* Task brief: Search the data for the word "title". Reproduce every line where it is found.

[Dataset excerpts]
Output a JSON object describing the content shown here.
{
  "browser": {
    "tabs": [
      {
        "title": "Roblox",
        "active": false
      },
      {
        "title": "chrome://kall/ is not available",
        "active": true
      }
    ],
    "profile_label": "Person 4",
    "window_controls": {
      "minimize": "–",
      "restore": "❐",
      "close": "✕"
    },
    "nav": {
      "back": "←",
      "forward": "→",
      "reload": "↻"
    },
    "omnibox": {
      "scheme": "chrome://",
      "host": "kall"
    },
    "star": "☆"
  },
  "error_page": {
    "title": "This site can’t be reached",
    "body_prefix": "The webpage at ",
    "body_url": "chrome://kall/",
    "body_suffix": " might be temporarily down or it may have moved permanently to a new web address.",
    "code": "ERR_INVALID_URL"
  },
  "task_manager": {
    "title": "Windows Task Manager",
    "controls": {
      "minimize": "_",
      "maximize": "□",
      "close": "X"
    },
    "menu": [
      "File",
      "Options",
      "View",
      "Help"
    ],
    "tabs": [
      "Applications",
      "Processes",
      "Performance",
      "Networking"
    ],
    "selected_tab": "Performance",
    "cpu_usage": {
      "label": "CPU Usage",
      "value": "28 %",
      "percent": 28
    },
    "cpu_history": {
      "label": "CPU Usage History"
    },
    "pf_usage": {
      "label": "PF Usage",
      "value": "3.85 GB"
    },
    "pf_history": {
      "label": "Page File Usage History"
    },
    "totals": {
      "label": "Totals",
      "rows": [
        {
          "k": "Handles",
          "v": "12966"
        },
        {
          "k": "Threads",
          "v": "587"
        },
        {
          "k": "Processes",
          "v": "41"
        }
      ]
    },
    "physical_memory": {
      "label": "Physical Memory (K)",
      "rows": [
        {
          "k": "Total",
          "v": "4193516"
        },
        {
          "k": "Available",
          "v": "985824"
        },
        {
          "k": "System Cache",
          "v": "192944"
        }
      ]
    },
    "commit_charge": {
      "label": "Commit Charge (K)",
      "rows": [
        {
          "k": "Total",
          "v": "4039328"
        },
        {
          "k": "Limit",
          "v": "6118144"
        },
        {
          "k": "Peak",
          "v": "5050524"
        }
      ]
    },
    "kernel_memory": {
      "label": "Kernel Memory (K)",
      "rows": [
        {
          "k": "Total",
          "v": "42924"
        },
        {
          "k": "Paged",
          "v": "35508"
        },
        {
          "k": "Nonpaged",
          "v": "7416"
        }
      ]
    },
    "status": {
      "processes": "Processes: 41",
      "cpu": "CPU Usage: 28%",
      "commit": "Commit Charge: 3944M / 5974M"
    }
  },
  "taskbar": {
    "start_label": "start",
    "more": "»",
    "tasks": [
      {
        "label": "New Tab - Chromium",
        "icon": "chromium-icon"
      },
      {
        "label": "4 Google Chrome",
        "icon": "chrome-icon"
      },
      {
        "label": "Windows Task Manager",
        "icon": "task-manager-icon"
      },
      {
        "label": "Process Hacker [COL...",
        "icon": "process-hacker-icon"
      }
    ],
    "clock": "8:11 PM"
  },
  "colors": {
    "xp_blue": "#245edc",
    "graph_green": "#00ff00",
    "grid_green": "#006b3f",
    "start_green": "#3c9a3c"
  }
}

* Your response:
        "title": "Roblox",
        "title": "chrome://kall/ is not available",
    "title": "This site can’t be reached",
    "title": "Windows Task Manager",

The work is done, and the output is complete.